**What you need to do**. Search the records for "UserServiceImpl". Copy every line where it appears.

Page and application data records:
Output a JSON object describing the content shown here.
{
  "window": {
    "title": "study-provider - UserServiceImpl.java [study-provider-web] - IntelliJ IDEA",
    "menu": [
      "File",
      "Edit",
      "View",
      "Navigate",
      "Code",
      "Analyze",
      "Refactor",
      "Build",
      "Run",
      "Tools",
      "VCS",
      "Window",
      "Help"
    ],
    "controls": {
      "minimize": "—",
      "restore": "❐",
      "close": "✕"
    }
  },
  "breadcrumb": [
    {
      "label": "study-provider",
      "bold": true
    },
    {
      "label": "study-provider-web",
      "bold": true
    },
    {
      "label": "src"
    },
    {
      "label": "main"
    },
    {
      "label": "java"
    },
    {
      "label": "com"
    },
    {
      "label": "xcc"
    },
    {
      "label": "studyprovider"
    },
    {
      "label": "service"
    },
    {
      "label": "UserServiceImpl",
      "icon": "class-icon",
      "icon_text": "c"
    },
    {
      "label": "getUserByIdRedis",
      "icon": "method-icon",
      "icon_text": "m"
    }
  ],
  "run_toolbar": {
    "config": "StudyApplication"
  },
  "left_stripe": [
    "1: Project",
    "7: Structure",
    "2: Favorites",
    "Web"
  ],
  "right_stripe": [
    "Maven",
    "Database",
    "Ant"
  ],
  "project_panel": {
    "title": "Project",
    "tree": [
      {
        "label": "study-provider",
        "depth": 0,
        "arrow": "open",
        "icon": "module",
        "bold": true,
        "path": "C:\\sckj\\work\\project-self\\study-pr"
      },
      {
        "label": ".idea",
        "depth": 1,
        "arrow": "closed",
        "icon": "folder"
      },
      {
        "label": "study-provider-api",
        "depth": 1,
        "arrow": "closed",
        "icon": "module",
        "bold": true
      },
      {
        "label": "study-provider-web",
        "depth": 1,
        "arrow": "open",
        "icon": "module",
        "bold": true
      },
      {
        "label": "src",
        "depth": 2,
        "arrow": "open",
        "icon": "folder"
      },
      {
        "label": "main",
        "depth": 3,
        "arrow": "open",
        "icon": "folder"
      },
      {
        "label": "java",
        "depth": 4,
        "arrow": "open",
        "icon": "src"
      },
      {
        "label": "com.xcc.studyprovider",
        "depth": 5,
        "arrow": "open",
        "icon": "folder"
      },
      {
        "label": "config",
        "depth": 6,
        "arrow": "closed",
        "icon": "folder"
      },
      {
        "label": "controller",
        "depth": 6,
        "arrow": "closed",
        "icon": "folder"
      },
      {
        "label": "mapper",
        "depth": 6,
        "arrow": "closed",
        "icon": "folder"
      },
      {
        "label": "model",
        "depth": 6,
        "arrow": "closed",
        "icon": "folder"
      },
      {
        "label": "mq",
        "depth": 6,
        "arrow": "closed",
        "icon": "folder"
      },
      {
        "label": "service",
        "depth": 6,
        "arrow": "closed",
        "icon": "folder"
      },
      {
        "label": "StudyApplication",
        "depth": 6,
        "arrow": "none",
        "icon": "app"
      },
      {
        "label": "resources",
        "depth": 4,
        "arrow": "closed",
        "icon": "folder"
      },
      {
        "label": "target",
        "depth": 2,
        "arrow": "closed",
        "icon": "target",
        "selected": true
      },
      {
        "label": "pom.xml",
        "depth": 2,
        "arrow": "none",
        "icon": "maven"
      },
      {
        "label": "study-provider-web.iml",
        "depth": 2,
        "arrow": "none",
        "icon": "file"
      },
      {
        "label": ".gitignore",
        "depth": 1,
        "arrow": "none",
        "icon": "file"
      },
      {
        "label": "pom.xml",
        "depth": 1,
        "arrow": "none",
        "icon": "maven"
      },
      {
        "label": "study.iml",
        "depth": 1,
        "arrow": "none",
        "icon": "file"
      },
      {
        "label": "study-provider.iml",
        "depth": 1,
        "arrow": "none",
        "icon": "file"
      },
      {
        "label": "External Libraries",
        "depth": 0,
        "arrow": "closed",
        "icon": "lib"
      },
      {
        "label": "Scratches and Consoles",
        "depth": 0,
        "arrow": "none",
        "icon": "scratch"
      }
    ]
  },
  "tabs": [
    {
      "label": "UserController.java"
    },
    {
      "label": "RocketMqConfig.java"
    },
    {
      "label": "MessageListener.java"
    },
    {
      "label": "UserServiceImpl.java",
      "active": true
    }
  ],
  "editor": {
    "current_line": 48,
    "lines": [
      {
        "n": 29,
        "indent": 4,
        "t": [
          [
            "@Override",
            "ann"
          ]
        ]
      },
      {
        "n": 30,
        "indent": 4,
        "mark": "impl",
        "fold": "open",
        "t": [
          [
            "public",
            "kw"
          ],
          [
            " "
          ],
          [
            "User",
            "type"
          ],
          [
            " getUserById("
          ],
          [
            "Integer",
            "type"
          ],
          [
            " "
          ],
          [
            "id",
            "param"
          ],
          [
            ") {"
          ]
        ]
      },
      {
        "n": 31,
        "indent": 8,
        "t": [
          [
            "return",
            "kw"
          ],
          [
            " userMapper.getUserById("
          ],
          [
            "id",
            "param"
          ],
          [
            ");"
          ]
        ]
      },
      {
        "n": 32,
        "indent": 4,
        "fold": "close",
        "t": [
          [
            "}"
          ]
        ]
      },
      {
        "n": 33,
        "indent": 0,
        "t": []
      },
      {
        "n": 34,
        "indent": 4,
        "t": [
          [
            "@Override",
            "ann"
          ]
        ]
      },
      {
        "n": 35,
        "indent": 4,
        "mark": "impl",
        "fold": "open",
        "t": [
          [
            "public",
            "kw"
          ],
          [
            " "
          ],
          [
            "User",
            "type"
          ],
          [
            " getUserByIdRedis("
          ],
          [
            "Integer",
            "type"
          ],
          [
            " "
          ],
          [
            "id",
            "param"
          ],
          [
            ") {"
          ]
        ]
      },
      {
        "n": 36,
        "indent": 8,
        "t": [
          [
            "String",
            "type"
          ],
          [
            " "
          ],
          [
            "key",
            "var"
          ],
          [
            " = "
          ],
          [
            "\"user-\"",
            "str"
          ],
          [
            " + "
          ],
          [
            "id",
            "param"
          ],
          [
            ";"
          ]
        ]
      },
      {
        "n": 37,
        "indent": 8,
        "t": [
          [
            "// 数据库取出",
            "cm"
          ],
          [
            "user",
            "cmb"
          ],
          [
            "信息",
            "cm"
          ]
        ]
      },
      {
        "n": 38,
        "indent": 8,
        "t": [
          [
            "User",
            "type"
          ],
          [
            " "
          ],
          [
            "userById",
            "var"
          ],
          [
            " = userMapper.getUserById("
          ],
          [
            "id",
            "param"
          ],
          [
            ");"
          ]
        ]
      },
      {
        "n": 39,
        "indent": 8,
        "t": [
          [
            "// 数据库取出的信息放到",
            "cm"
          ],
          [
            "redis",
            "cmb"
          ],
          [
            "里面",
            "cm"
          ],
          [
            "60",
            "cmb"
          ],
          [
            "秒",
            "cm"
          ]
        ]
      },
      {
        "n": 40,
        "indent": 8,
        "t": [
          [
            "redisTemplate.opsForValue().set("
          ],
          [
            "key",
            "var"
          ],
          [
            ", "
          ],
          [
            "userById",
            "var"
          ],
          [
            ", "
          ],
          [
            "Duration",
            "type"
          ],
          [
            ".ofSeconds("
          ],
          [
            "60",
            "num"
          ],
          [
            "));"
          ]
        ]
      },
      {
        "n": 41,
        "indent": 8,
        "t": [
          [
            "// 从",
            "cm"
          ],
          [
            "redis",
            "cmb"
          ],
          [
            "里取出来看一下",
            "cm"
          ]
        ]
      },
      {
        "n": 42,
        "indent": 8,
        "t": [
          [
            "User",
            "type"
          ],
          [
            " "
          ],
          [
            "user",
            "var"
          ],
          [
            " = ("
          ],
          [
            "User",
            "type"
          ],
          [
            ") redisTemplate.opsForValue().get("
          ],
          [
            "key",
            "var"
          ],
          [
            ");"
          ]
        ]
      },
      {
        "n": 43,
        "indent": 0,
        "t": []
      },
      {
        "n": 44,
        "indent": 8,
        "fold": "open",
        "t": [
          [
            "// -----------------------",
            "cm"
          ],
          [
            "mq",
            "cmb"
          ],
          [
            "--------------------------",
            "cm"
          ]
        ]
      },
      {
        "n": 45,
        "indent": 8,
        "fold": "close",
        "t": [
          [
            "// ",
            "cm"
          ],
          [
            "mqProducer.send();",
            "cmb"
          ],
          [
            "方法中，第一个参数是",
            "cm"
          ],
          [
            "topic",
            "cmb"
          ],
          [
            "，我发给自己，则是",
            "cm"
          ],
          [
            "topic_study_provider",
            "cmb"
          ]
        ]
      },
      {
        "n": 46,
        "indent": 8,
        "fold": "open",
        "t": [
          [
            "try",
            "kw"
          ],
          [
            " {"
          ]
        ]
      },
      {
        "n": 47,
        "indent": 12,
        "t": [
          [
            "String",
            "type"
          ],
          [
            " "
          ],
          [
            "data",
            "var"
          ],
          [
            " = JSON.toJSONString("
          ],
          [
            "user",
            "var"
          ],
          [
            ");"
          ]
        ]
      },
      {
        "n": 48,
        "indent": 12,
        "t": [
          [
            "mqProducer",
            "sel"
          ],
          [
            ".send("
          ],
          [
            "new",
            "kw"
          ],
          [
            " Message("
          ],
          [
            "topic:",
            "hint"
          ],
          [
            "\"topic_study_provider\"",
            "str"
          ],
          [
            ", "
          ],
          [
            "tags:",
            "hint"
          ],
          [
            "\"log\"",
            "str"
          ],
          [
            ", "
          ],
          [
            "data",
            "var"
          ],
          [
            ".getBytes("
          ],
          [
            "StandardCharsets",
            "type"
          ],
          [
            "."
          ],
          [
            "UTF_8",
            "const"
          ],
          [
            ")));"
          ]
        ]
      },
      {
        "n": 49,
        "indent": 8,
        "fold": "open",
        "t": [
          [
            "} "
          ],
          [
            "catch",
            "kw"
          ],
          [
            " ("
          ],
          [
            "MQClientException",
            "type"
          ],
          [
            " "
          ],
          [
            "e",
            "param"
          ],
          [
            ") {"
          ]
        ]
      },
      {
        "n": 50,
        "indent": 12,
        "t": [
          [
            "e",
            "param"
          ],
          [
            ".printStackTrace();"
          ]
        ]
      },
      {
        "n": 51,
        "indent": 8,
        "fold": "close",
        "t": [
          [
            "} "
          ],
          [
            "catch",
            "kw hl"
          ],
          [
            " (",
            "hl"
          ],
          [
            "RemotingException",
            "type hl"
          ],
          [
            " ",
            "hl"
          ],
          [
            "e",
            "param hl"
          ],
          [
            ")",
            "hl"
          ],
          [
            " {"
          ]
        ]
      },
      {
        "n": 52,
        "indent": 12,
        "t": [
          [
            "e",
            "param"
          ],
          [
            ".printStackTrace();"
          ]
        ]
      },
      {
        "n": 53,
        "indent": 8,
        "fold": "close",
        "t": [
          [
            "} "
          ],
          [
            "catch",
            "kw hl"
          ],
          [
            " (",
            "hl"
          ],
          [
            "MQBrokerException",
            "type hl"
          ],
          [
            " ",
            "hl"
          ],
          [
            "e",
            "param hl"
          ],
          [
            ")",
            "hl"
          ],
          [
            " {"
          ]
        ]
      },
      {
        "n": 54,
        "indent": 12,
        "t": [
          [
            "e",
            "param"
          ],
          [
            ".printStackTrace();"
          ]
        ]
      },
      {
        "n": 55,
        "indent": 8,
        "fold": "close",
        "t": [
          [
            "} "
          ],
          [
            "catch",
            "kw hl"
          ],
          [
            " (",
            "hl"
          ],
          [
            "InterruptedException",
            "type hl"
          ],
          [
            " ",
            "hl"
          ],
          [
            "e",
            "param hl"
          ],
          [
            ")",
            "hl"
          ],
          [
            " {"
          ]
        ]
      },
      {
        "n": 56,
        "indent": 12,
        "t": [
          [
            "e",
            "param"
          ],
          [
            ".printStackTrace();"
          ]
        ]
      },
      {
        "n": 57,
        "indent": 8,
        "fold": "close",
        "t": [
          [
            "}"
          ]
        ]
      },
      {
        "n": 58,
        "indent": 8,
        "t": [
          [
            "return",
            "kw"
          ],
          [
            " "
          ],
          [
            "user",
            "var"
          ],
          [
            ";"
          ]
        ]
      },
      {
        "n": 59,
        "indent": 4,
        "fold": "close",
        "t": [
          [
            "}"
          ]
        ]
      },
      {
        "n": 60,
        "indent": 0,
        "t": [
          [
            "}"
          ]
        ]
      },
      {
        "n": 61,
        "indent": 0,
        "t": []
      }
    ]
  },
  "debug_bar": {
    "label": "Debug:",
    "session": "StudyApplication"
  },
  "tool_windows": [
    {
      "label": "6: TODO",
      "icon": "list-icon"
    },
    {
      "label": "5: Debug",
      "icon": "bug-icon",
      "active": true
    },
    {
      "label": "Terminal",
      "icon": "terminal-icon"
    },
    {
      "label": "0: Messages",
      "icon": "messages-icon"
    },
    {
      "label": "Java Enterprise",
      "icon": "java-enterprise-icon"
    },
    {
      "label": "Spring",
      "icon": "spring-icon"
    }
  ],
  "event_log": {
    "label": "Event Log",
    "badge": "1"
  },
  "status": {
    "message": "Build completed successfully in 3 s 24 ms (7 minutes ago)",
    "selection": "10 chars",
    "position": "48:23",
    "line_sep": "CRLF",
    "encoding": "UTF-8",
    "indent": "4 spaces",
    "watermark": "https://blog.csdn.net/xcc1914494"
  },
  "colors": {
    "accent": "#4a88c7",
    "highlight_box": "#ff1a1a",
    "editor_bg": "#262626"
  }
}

**Your solution**.
    "title": "study-provider - UserServiceImpl.java [study-provider-web] - IntelliJ IDEA",
      "label": "UserServiceImpl",
      "label": "UserServiceImpl.java",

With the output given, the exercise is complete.